Page and application data records:
—————
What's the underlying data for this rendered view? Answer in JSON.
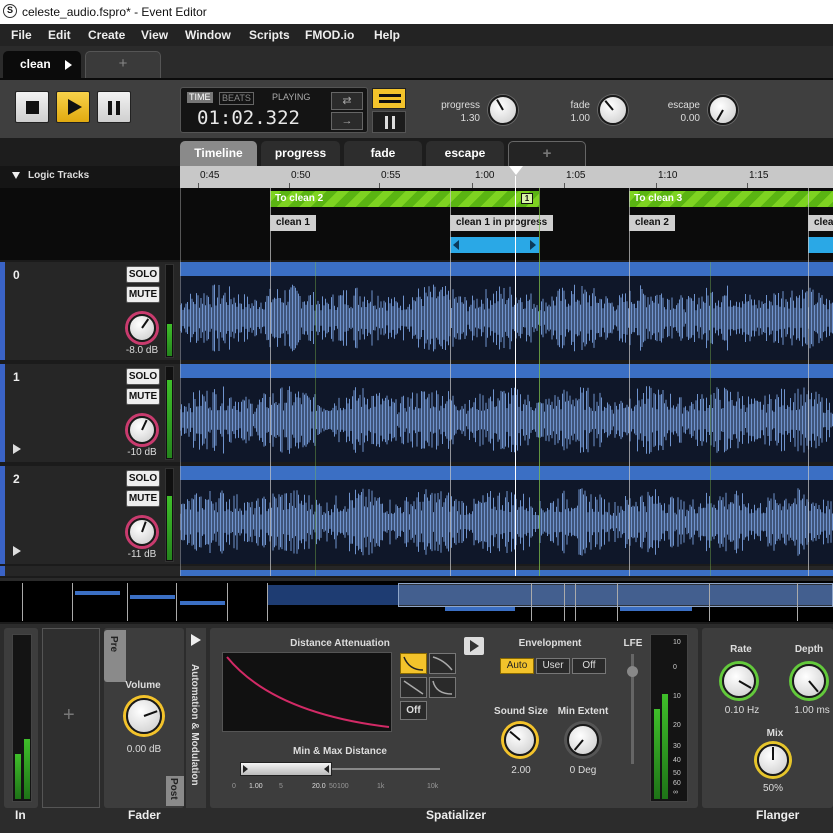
{
  "window": {
    "title": "celeste_audio.fspro* - Event Editor"
  },
  "menu": [
    "File",
    "Edit",
    "Create",
    "View",
    "Window",
    "Scripts",
    "FMOD.io",
    "Help"
  ],
  "event_tabs": {
    "active": "clean",
    "add": "+"
  },
  "transport": {
    "time_mode": "TIME",
    "beats_mode": "BEATS",
    "state": "PLAYING",
    "time": "01:02.322",
    "params": [
      {
        "label": "progress",
        "value": "1.30"
      },
      {
        "label": "fade",
        "value": "1.00"
      },
      {
        "label": "escape",
        "value": "0.00"
      }
    ]
  },
  "timeline_tabs": [
    "Timeline",
    "progress",
    "fade",
    "escape"
  ],
  "logic_tracks_label": "Logic Tracks",
  "ruler_ticks": [
    "0:45",
    "0:50",
    "0:55",
    "1:00",
    "1:05",
    "1:10",
    "1:15"
  ],
  "logic": {
    "regions": [
      "To clean 2",
      "To clean 3"
    ],
    "region_badge": "1",
    "markers": [
      "clean 1",
      "clean 1 in progress",
      "clean 2",
      "clea"
    ]
  },
  "tracks": [
    {
      "name": "0",
      "solo": "SOLO",
      "mute": "MUTE",
      "volume": "-8.0 dB",
      "meter_level": 0.35
    },
    {
      "name": "1",
      "solo": "SOLO",
      "mute": "MUTE",
      "volume": "-10 dB",
      "meter_level": 0.85
    },
    {
      "name": "2",
      "solo": "SOLO",
      "mute": "MUTE",
      "volume": "-11 dB",
      "meter_level": 0.7
    }
  ],
  "deck": {
    "input_label": "In",
    "add": "+",
    "fader": {
      "tab_pre": "Pre",
      "tab_post": "Post",
      "volume_label": "Volume",
      "volume_value": "0.00 dB",
      "section": "Fader"
    },
    "automation_label": "Automation & Modulation",
    "spatializer": {
      "distance_label": "Distance Attenuation",
      "off_label": "Off",
      "minmax_label": "Min & Max Distance",
      "scale": [
        "0",
        "1.00",
        "5",
        "20.0",
        "50",
        "100",
        "1k",
        "10k"
      ],
      "envelopment_label": "Envelopment",
      "env_modes": [
        "Auto",
        "User",
        "Off"
      ],
      "active_mode": "Auto",
      "sound_size_label": "Sound Size",
      "sound_size_value": "2.00",
      "min_extent_label": "Min Extent",
      "min_extent_value": "0 Deg",
      "lfe_label": "LFE",
      "meter_scale": [
        "10",
        "0",
        "10",
        "20",
        "30",
        "40",
        "50",
        "60",
        "∞"
      ],
      "section": "Spatializer"
    },
    "flanger": {
      "rate_label": "Rate",
      "rate_value": "0.10 Hz",
      "depth_label": "Depth",
      "depth_value": "1.00 ms",
      "mix_label": "Mix",
      "mix_value": "50%",
      "section": "Flanger"
    }
  },
  "colors": {
    "accent": "#f3c32b",
    "track_edge": "#3a63c6",
    "region_green": "#7ed321",
    "wave": "#6f93cd",
    "marker_blue": "#2aa8e6"
  }
}
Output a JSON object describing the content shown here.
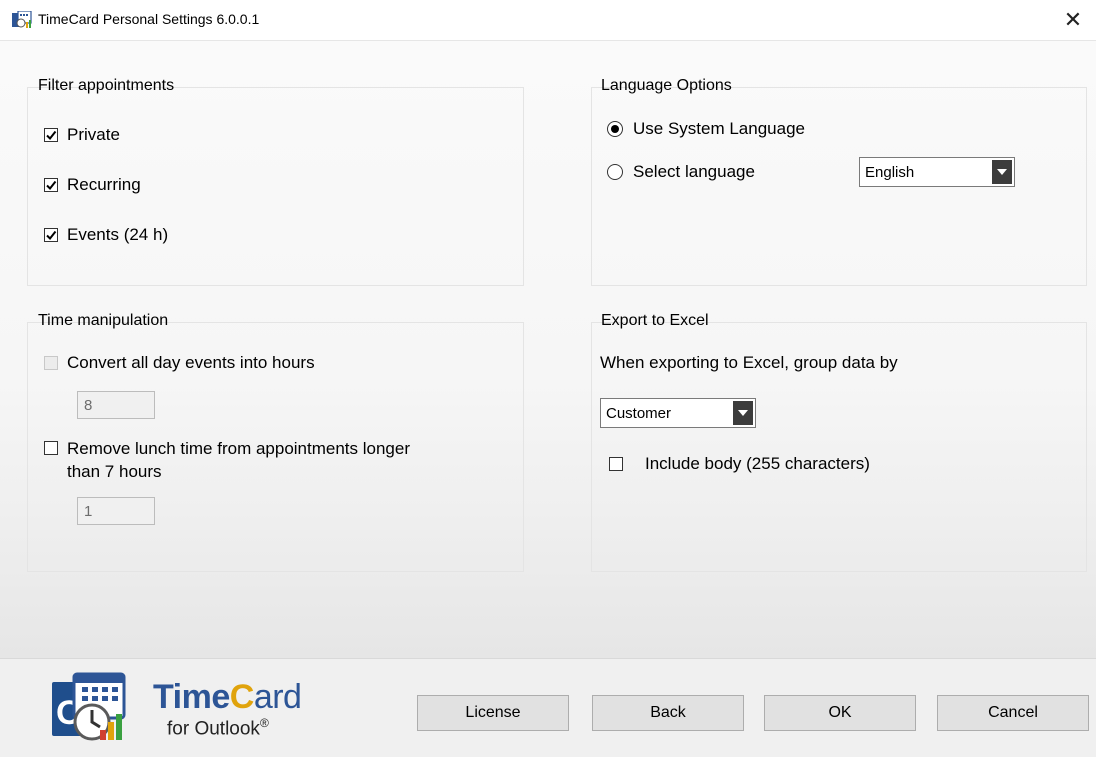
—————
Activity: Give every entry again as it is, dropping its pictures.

Answer for this exercise:
What's the underlying data for this rendered view? Answer in JSON.
{
  "window": {
    "title": "celeste_audio.fspro* - Event Editor"
  },
  "menu": [
    "File",
    "Edit",
    "Create",
    "View",
    "Window",
    "Scripts",
    "FMOD.io",
    "Help"
  ],
  "event_tabs": {
    "active": "clean",
    "add": "+"
  },
  "transport": {
    "time_mode": "TIME",
    "beats_mode": "BEATS",
    "state": "PLAYING",
    "time": "01:02.322",
    "params": [
      {
        "label": "progress",
        "value": "1.30"
      },
      {
        "label": "fade",
        "value": "1.00"
      },
      {
        "label": "escape",
        "value": "0.00"
      }
    ]
  },
  "timeline_tabs": [
    "Timeline",
    "progress",
    "fade",
    "escape"
  ],
  "logic_tracks_label": "Logic Tracks",
  "ruler_ticks": [
    "0:45",
    "0:50",
    "0:55",
    "1:00",
    "1:05",
    "1:10",
    "1:15"
  ],
  "logic": {
    "regions": [
      "To clean 2",
      "To clean 3"
    ],
    "region_badge": "1",
    "markers": [
      "clean 1",
      "clean 1 in progress",
      "clean 2",
      "clea"
    ]
  },
  "tracks": [
    {
      "name": "0",
      "solo": "SOLO",
      "mute": "MUTE",
      "volume": "-8.0 dB",
      "meter_level": 0.35
    },
    {
      "name": "1",
      "solo": "SOLO",
      "mute": "MUTE",
      "volume": "-10 dB",
      "meter_level": 0.85
    },
    {
      "name": "2",
      "solo": "SOLO",
      "mute": "MUTE",
      "volume": "-11 dB",
      "meter_level": 0.7
    }
  ],
  "deck": {
    "input_label": "In",
    "add": "+",
    "fader": {
      "tab_pre": "Pre",
      "tab_post": "Post",
      "volume_label": "Volume",
      "volume_value": "0.00 dB",
      "section": "Fader"
    },
    "automation_label": "Automation & Modulation",
    "spatializer": {
      "distance_label": "Distance Attenuation",
      "off_label": "Off",
      "minmax_label": "Min & Max Distance",
      "scale": [
        "0",
        "1.00",
        "5",
        "20.0",
        "50",
        "100",
        "1k",
        "10k"
      ],
      "envelopment_label": "Envelopment",
      "env_modes": [
        "Auto",
        "User",
        "Off"
      ],
      "active_mode": "Auto",
      "sound_size_label": "Sound Size",
      "sound_size_value": "2.00",
      "min_extent_label": "Min Extent",
      "min_extent_value": "0 Deg",
      "lfe_label": "LFE",
      "meter_scale": [
        "10",
        "0",
        "10",
        "20",
        "30",
        "40",
        "50",
        "60",
        "∞"
      ],
      "section": "Spatializer"
    },
    "flanger": {
      "rate_label": "Rate",
      "rate_value": "0.10 Hz",
      "depth_label": "Depth",
      "depth_value": "1.00 ms",
      "mix_label": "Mix",
      "mix_value": "50%",
      "section": "Flanger"
    }
  },
  "colors": {
    "accent": "#f3c32b",
    "track_edge": "#3a63c6",
    "region_green": "#7ed321",
    "wave": "#6f93cd",
    "marker_blue": "#2aa8e6"
  }
}
Output a JSON object describing the content shown here.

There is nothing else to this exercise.